Thanks for confirming, will implement as you suggested. —Indian:BIO [ ChitChat ] 07:09, 26 July 2015 (UTC)

is this a policy on wikipedia[edit]

is this a policy on wikipedia — Preceding unsigned comment added by A8v (talkcontribs)

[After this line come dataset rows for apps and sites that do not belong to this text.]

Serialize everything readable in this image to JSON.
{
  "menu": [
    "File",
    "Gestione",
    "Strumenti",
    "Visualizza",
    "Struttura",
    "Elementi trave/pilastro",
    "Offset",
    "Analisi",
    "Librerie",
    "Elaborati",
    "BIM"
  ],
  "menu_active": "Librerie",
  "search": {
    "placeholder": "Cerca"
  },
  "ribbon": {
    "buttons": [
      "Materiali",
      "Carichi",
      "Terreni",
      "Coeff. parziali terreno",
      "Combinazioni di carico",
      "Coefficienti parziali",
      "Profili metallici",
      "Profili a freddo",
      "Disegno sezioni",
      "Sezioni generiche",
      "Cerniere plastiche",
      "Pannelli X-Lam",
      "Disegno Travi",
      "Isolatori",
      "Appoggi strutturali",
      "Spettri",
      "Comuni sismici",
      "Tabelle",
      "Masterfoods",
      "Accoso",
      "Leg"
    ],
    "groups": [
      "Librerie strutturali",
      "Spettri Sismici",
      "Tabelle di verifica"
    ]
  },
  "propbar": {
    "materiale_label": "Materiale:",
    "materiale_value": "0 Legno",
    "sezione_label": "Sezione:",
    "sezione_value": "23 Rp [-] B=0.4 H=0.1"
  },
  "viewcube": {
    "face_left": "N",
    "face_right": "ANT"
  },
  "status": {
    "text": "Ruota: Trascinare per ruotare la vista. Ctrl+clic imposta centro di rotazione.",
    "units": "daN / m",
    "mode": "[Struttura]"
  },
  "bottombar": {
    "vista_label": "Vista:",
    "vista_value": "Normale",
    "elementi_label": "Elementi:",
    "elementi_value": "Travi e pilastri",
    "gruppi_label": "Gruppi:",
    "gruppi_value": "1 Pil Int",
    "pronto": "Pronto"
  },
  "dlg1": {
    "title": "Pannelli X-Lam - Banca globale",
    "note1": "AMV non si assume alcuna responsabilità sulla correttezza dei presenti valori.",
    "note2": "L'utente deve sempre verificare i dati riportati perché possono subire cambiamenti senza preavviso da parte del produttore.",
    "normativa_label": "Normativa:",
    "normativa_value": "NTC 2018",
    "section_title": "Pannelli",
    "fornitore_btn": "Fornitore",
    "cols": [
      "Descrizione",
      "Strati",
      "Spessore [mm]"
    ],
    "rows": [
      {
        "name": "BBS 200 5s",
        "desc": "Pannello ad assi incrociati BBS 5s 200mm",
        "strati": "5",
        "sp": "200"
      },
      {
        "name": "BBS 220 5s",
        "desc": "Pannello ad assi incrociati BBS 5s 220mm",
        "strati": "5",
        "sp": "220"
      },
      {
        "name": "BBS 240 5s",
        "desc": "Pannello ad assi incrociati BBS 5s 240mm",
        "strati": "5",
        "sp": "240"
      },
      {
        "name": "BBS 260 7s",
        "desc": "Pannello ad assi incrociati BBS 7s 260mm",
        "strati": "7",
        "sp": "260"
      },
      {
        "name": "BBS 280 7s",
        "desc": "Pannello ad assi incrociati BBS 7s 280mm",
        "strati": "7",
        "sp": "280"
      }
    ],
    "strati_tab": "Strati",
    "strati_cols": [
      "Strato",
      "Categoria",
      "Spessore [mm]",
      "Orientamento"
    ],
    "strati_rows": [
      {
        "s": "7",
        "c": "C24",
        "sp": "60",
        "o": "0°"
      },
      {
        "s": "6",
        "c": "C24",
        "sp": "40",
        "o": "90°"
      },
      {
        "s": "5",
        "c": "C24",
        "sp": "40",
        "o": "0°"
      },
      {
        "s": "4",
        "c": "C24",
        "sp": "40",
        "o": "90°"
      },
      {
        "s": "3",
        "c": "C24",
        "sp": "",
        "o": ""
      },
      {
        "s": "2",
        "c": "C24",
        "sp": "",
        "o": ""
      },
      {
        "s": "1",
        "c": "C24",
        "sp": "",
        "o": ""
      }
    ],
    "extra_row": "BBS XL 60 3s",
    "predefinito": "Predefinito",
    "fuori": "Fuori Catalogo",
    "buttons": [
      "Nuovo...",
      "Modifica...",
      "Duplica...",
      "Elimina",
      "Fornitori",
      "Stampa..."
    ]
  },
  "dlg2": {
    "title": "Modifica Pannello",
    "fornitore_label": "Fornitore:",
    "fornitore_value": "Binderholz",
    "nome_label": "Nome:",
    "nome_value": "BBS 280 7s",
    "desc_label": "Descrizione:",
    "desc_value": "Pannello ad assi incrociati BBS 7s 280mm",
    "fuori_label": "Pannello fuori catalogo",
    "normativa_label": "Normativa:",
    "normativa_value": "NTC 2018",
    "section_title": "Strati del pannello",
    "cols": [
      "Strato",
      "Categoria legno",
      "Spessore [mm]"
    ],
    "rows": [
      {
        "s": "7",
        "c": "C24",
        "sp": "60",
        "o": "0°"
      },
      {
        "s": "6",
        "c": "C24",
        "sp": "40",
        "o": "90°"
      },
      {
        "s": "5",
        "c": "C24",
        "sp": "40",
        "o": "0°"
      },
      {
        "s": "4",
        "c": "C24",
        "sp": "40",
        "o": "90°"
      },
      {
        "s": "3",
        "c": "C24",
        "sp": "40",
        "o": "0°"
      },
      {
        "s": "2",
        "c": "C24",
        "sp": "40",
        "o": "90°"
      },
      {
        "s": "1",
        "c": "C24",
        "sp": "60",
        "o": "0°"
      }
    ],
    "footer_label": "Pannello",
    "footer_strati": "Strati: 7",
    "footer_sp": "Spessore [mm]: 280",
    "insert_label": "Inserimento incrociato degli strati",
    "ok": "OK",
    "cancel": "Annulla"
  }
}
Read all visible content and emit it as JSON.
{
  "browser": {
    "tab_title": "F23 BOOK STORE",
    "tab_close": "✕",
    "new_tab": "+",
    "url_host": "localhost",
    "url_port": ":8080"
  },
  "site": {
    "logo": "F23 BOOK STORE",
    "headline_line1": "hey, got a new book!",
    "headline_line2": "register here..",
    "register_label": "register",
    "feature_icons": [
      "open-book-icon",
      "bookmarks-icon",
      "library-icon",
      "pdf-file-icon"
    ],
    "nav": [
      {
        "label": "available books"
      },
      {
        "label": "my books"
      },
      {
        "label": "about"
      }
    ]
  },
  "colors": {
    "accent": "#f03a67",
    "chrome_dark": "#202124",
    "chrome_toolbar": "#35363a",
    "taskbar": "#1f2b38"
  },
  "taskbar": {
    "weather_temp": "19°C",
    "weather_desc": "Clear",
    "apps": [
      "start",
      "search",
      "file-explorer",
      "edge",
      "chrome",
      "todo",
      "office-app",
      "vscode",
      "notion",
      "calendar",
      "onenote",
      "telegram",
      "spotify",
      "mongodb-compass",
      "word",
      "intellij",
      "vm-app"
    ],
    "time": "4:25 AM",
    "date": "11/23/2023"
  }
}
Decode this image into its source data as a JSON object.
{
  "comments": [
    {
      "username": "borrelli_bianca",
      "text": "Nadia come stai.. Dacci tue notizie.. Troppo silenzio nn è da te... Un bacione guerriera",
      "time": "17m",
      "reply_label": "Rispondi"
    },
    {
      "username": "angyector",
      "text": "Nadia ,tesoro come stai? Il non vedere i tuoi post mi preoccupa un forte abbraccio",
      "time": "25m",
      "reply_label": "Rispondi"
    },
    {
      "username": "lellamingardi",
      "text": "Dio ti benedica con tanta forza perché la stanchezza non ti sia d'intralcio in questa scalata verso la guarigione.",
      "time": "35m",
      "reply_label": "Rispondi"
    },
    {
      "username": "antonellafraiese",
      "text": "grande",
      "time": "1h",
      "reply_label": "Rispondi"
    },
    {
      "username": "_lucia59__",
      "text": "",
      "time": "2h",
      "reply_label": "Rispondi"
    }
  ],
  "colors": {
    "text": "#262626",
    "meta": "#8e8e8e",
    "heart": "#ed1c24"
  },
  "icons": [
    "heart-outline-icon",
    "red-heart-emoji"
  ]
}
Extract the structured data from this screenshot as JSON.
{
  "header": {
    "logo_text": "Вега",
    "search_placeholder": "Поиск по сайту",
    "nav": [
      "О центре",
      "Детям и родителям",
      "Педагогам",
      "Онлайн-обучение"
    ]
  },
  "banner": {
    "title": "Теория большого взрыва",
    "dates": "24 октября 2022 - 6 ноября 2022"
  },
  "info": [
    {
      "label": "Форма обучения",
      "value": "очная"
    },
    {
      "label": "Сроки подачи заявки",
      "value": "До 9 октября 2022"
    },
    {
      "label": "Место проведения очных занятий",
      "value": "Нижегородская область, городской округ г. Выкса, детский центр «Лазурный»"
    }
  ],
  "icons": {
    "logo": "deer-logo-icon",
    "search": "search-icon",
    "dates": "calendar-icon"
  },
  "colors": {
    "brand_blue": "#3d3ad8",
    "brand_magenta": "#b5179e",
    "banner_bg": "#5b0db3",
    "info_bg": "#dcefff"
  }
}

These are guidelines that are widely accepted by the community. See this page to read about what policies and guidelines are. EvergreenFir (talk) Please {{re}} 21:08, 27 July 2015 (UTC)
Short answer... No... it isn't "Policy"... but it is excellent guidance, and is widely accepted as such. The MOS itself states that we can make an exception to this guidance if necessary ... but it takes a fairly solid consensus to do so. Be prepared to make a compelling case that an exception is necessary. Blueboar (talk) 01:11, 28 July 2015 (UTC)
Blueboar is right to advise caution. In my experience, people treat the MoS as if it were a set of non-negotiable rules, even though they're technically not supposed to. Darkfrog24 (talk) 16:02, 28 July 2015 (UTC)
In my opinion, a lot of that stems from Wikipedia's over use of short-cuts... when a policy or guideline has too many short-cuts pointing to its various sub-devisions, people tend to only pay attention to the sub-devision that is linked by the short-cut... and ignore the rest of the policy or guideline... such as the part where it says it's OK to make exceptions to it. MOS is not the only guideline or policy where that is an issue. Blueboar (talk) 20:09, 28 July 2015 (UTC)